But alternatives to export routes via Russia are far and few between in Central Asia. Official talking points released from the Tokayev-Michel meeting in early July show the Kazakh president is seeking EU support for developing "alternative transcontinental corridors," including "an international trans-Caspian traffic route."
What Tokayev has in mind is an export route for Kazakh crude that would bypass Russia, leading along the Caspian Sea to Azerbaijan, where an existing pipeline connects the country with the Turkish Mediterranean port of Ceyhan. Kazakhstan already has minimal access to the so-called Baku-Tbilisi-Ceyhan pipeline, which is operated by a consortium of 11 energy companies and would have to be expanded.
Russian influence on Kazakh crude exports will remain "a big and lasting problem," said Krutikhin, because for the time being the existing alternatives cannot make up for the present CPC shortfalls.
Kazakh oil increasingly important for the EU
Germany has been importing crude from Kazakhstan for more than two decades, with the country having increased its share of the German market steadily in recent years.
In 2021, the Central Asian nation became Germany's third-largest oil supplier behind the United States and Russia. Figures for the EU as a whole show Kazakh oil has a market share of 7.5% making the country the bloc's fifth-largest supplier in 2019.
Kazakhstan is attaining even bigger importance with European sanctions on Russian oil expected to kick in on December 5 and the G7 group of industrialized countries considering a price cap on Moscow's crude exports.

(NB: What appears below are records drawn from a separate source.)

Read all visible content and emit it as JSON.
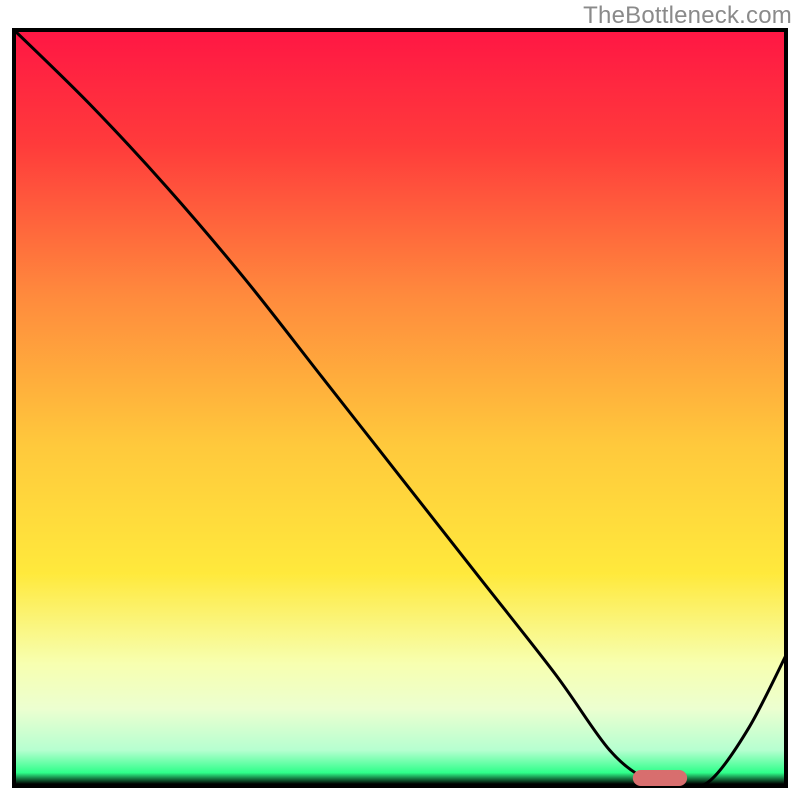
{
  "watermark": "TheBottleneck.com",
  "chart_data": {
    "type": "line",
    "title": "",
    "xlabel": "",
    "ylabel": "",
    "xlim": [
      0,
      100
    ],
    "ylim": [
      0,
      100
    ],
    "grid": false,
    "legend": false,
    "series": [
      {
        "name": "curve",
        "x": [
          0,
          10,
          20,
          30,
          40,
          50,
          60,
          70,
          77,
          82,
          86,
          90,
          95,
          100
        ],
        "y": [
          100,
          90,
          79,
          67,
          54,
          41,
          28,
          15,
          5,
          1,
          0,
          1,
          8,
          18
        ]
      }
    ],
    "marker": {
      "name": "optimal-range",
      "x_start": 80,
      "x_end": 87,
      "y": 0
    },
    "gradient_stops": [
      {
        "offset": 0.0,
        "color": "#ff1744"
      },
      {
        "offset": 0.15,
        "color": "#ff3b3b"
      },
      {
        "offset": 0.35,
        "color": "#ff8a3d"
      },
      {
        "offset": 0.55,
        "color": "#ffc93c"
      },
      {
        "offset": 0.72,
        "color": "#ffe93c"
      },
      {
        "offset": 0.84,
        "color": "#f7ffb0"
      },
      {
        "offset": 0.9,
        "color": "#ecffd0"
      },
      {
        "offset": 0.955,
        "color": "#b6ffd0"
      },
      {
        "offset": 0.985,
        "color": "#2eff8a"
      },
      {
        "offset": 1.0,
        "color": "#000000"
      }
    ],
    "marker_color": "#d86e6e"
  }
}
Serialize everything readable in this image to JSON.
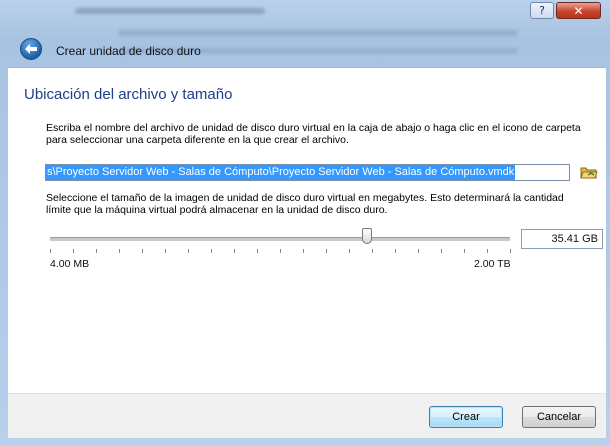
{
  "window": {
    "help_label": "?",
    "close_label": "✕"
  },
  "wizard": {
    "title": "Crear unidad de disco duro",
    "back_icon": "back-arrow-icon"
  },
  "page": {
    "heading": "Ubicación del archivo y tamaño",
    "file_description": "Escriba el nombre del archivo de unidad de disco duro virtual en la caja de abajo o haga clic en el icono de carpeta para seleccionar una carpeta diferente en la que crear el archivo.",
    "file_path": "s\\Proyecto Servidor Web - Salas de Cómputo\\Proyecto Servidor Web - Salas de Cómputo.vmdk",
    "folder_icon": "folder-browse-icon",
    "size_description": "Seleccione el tamaño de la imagen de unidad de disco duro virtual en megabytes. Esto determinará la cantidad límite que la máquina virtual podrá almacenar en la unidad de disco duro.",
    "size_value": "35.41 GB",
    "slider_position": 0.69,
    "scale_min": "4.00 MB",
    "scale_max": "2.00 TB"
  },
  "buttons": {
    "create": "Crear",
    "cancel": "Cancelar"
  },
  "colors": {
    "heading": "#1e3f8a",
    "selection": "#3399ff",
    "frame": "#b9d1ea"
  }
}
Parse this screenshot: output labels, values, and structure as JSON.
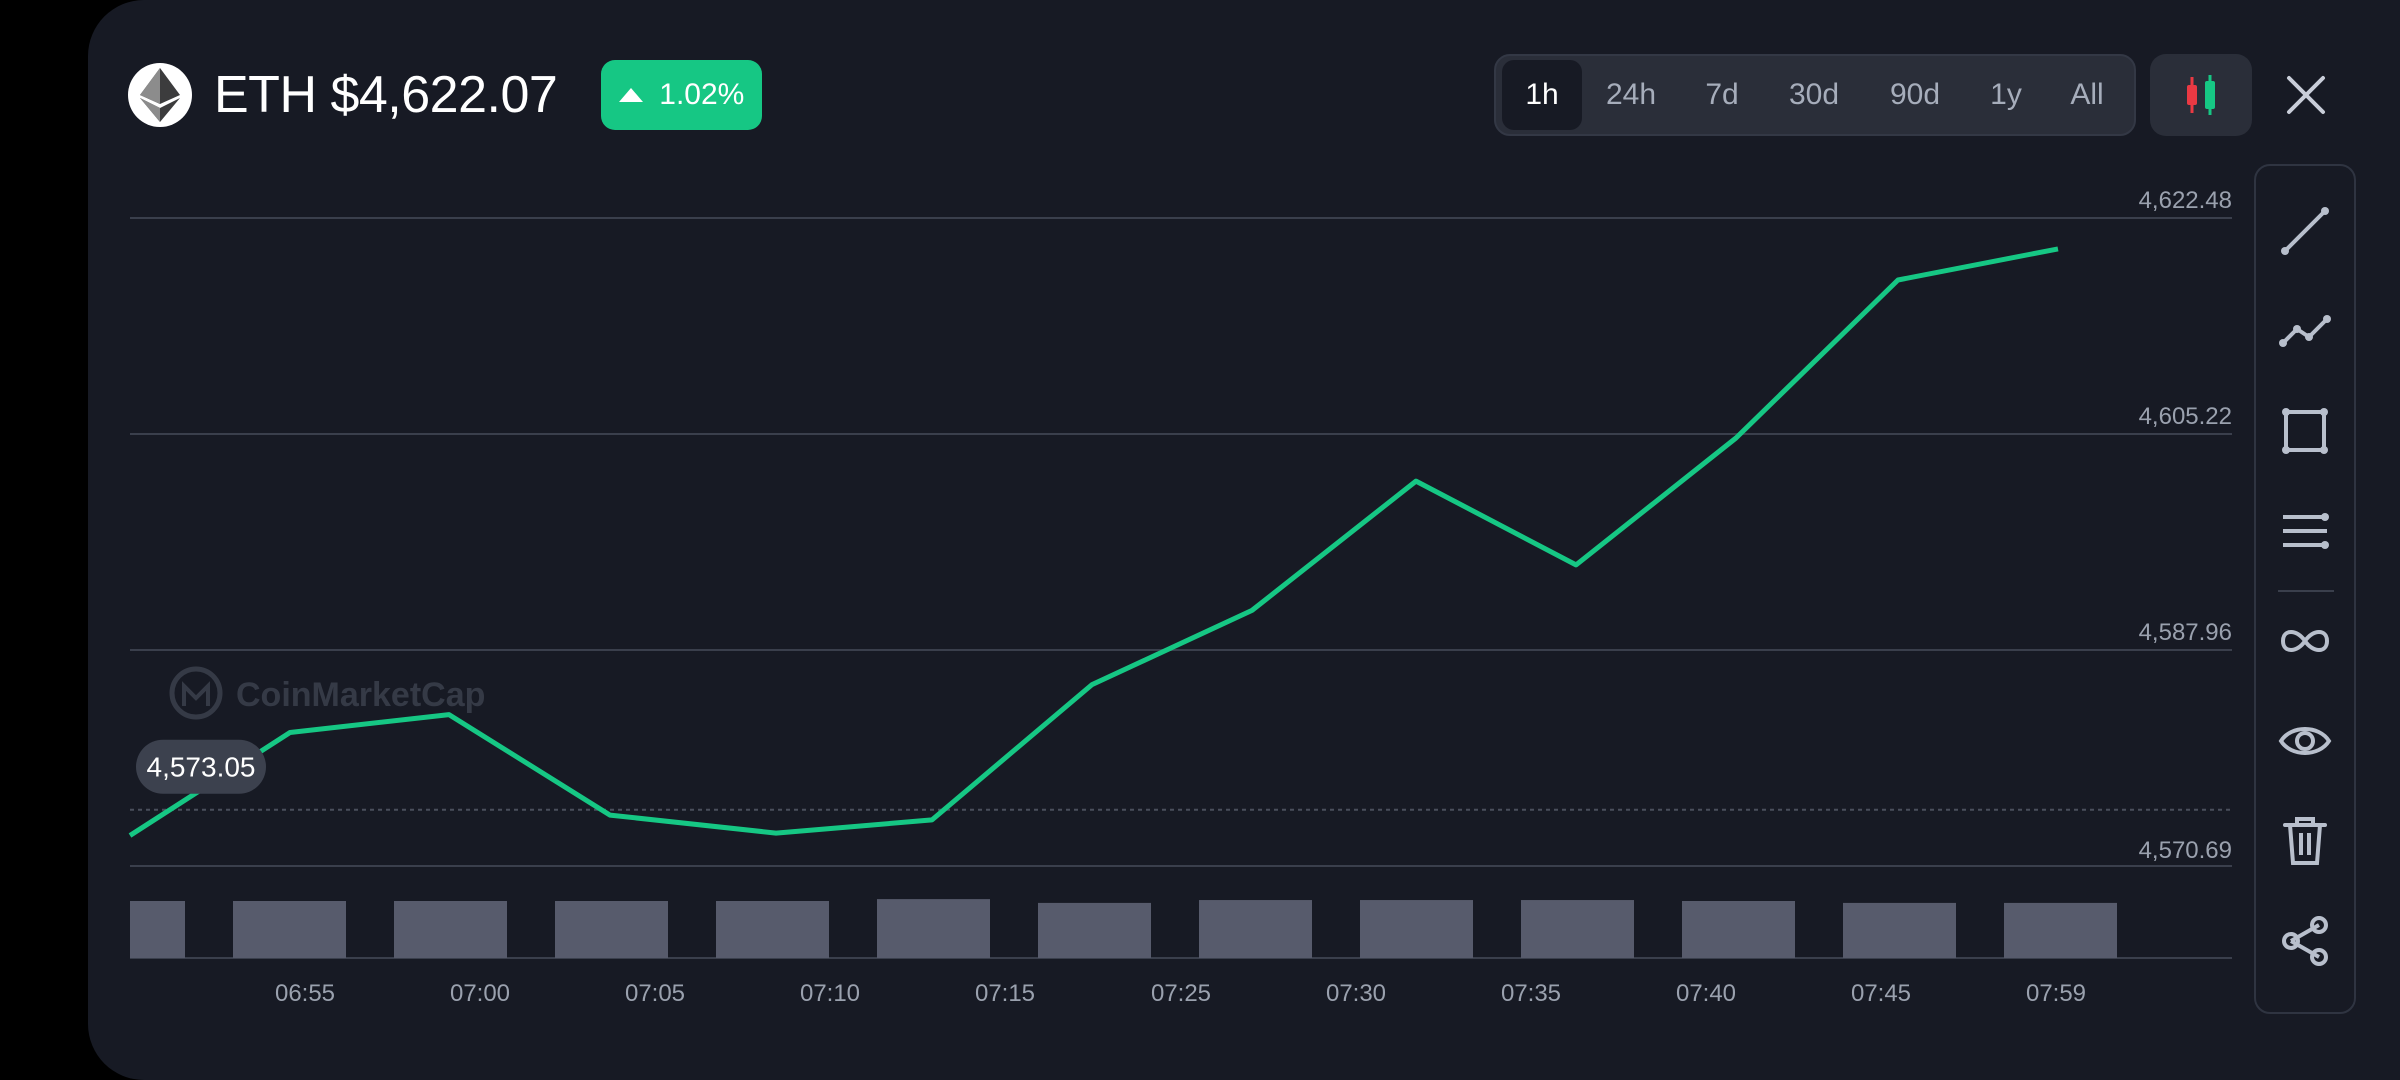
{
  "header": {
    "symbol_price": "ETH $4,622.07",
    "change": "1.02%",
    "change_direction": "up"
  },
  "ranges": [
    "1h",
    "24h",
    "7d",
    "30d",
    "90d",
    "1y",
    "All"
  ],
  "active_range": "1h",
  "colors": {
    "up": "#16c784",
    "line": "#16c784",
    "background": "#171a24",
    "volume": "#575b6c"
  },
  "watermark": "CoinMarketCap",
  "tools": [
    "trend-line-icon",
    "path-line-icon",
    "rectangle-icon",
    "parallel-lines-icon",
    "infinite-line-icon",
    "eye-icon",
    "trash-icon",
    "share-icon"
  ],
  "chart_data": {
    "type": "line",
    "y_ticks": [
      "4,622.48",
      "4,605.22",
      "4,587.96",
      "4,570.69"
    ],
    "ylim": [
      4570.69,
      4622.48
    ],
    "start_price_label": "4,573.05",
    "start_price": 4573.05,
    "x_labels": [
      "06:55",
      "07:00",
      "07:05",
      "07:10",
      "07:15",
      "07:25",
      "07:30",
      "07:35",
      "07:40",
      "07:45",
      "07:59"
    ],
    "series": [
      {
        "values": [
          4570.9,
          4579.5,
          4581.0,
          4572.6,
          4571.1,
          4572.2,
          4583.5,
          4589.7,
          4600.5,
          4593.5,
          4604.1,
          4617.3,
          4619.9
        ]
      }
    ],
    "volumes": [
      0.6,
      0.6,
      0.6,
      0.6,
      0.6,
      0.62,
      0.58,
      0.61,
      0.61,
      0.61,
      0.6,
      0.58,
      0.58
    ]
  }
}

Oxford University's Krutikhin said he doesn't expect massive repercussions for the European oil market should flows from Kazakhstan remain curtailed for longer. Supplies to EU refineries could be affected though, he said and added, "it's difficult to make an assessment because for now there is no shortage of oil on the world market."